Data records for software interfaces
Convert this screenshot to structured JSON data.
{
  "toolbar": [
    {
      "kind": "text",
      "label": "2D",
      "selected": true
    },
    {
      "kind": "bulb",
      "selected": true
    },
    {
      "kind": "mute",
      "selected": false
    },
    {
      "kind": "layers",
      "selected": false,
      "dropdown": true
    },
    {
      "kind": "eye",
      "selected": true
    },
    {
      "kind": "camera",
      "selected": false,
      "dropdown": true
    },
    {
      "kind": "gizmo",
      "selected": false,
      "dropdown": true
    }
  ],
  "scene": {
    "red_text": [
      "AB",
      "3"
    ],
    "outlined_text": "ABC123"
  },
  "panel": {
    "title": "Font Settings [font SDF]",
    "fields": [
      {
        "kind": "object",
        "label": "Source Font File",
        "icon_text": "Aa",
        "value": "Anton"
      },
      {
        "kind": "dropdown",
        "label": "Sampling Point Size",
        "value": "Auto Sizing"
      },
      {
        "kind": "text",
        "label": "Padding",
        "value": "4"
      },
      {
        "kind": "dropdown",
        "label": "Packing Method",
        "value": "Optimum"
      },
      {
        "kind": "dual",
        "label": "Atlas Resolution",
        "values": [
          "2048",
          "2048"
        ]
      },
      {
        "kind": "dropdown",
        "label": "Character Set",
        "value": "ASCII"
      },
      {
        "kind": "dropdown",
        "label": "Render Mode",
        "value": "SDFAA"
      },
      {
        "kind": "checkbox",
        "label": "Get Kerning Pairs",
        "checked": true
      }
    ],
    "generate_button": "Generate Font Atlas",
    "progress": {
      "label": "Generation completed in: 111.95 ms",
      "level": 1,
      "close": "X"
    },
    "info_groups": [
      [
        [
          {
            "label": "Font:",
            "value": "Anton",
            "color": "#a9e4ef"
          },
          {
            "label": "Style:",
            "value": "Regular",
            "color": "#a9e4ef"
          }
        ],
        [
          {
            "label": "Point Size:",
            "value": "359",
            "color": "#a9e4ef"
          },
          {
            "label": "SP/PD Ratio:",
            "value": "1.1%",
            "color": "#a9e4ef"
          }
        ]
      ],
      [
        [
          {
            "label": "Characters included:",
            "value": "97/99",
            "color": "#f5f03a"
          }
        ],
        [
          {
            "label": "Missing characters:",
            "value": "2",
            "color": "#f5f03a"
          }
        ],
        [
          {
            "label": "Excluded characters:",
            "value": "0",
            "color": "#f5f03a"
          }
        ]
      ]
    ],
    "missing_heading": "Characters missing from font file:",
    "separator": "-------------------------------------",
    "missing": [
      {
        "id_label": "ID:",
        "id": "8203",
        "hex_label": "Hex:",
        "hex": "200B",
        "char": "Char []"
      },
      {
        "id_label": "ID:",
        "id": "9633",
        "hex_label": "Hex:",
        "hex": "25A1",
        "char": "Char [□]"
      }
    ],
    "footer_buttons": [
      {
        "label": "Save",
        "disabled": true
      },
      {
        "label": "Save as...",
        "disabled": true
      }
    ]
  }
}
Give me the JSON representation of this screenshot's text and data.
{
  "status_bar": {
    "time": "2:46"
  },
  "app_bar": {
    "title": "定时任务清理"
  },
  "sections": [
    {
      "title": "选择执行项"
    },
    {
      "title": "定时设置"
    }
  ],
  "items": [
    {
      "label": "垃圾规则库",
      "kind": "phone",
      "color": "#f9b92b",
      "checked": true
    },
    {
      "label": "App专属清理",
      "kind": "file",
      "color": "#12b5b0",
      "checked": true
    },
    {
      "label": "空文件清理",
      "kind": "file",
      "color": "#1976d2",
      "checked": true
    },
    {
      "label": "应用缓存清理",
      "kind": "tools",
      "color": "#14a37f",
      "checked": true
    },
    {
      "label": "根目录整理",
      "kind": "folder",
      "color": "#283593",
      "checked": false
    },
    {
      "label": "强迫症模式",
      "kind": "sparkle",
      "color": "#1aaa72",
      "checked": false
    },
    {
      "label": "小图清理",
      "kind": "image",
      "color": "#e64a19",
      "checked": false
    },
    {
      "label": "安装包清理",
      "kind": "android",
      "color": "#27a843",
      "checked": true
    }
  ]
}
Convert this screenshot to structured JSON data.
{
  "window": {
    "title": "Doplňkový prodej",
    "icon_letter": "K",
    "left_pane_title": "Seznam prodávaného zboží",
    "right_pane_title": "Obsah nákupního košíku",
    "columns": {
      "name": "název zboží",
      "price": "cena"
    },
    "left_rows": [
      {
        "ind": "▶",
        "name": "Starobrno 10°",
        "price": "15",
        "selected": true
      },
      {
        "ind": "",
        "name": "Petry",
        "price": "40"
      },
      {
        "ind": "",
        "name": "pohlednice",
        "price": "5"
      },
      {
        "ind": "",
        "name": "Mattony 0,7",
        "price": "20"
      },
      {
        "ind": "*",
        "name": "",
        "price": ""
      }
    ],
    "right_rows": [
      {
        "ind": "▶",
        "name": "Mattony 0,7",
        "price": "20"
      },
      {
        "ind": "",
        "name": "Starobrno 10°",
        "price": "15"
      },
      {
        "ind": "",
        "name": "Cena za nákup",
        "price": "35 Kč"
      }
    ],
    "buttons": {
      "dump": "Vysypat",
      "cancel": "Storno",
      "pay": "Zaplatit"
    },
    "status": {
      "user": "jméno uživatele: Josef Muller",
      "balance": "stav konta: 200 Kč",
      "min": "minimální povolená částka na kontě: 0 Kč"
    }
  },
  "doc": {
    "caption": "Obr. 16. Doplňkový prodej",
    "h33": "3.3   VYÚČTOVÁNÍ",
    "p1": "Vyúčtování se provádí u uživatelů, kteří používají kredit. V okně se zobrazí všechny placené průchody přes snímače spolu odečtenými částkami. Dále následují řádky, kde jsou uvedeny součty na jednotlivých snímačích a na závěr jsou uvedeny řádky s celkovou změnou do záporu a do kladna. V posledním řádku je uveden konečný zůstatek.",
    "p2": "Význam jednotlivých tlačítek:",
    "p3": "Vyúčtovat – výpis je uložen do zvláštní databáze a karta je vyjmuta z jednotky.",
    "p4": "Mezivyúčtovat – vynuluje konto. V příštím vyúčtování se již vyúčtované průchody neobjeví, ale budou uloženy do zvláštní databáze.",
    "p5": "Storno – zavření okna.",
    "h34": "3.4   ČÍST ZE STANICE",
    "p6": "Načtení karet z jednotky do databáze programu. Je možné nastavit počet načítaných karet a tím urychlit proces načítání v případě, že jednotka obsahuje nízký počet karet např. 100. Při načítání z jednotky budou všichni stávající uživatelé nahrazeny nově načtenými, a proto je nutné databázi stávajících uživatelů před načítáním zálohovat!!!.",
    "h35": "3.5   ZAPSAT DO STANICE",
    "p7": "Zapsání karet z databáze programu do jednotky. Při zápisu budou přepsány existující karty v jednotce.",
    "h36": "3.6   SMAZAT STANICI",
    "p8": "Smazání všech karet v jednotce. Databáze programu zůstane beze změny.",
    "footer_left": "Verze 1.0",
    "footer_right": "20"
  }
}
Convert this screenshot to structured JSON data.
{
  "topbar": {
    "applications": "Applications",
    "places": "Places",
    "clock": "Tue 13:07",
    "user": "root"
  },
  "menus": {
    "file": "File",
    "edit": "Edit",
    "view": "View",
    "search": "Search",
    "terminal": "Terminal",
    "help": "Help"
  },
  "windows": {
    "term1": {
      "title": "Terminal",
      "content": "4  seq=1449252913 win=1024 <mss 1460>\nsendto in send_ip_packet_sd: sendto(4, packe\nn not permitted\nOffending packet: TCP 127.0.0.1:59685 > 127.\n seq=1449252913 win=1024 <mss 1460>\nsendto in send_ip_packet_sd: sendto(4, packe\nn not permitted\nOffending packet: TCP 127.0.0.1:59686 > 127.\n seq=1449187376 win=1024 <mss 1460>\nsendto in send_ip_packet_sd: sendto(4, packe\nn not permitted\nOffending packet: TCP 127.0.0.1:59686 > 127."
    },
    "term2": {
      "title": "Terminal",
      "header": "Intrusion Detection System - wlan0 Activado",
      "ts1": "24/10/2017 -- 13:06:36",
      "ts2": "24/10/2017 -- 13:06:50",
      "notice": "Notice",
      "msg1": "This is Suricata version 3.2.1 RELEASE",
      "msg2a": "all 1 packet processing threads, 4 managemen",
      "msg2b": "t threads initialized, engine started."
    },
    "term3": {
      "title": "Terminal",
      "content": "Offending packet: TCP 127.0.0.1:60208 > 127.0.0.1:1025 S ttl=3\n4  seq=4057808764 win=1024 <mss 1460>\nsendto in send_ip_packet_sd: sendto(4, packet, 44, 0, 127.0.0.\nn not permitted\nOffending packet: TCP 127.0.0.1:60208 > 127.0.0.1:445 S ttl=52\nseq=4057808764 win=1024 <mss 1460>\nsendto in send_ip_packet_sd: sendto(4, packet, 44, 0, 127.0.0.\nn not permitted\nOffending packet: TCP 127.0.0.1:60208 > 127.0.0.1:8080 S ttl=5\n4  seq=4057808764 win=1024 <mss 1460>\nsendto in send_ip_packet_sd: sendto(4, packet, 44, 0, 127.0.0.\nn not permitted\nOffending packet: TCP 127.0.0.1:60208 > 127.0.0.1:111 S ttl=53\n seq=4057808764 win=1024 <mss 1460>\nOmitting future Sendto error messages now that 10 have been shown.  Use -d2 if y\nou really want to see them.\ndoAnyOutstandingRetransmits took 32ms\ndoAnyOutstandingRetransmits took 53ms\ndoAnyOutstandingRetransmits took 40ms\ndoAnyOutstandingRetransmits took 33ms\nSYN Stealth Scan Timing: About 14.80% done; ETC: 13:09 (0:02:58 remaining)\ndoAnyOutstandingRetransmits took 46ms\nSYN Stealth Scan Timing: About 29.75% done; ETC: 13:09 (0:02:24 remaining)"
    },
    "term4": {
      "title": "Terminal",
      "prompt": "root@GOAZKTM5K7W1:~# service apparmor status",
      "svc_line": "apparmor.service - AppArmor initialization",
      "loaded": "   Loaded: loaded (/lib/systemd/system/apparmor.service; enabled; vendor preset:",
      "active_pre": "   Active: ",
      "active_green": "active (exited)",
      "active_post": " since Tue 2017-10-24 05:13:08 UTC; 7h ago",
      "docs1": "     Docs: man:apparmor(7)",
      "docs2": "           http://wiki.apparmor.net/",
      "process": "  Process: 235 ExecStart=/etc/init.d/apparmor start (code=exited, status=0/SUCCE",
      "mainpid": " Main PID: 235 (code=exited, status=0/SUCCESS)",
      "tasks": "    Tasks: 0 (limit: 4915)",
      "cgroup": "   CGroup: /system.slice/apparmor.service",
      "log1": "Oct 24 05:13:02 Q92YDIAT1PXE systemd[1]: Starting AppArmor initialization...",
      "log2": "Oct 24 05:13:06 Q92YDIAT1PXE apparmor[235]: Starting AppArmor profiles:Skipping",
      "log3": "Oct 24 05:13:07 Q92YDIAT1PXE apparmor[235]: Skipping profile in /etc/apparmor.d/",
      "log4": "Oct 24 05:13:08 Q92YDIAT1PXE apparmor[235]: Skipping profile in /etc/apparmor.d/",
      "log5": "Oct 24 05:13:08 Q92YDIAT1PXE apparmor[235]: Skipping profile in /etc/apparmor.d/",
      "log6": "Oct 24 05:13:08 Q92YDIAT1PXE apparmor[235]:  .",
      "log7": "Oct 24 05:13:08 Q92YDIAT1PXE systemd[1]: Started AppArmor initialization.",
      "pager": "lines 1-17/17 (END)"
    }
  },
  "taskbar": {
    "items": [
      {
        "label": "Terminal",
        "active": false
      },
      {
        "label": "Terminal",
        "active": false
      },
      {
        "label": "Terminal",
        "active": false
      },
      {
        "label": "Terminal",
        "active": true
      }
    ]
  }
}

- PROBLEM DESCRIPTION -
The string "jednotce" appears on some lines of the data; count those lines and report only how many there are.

- ANSWER TO THE EXERCISE -
2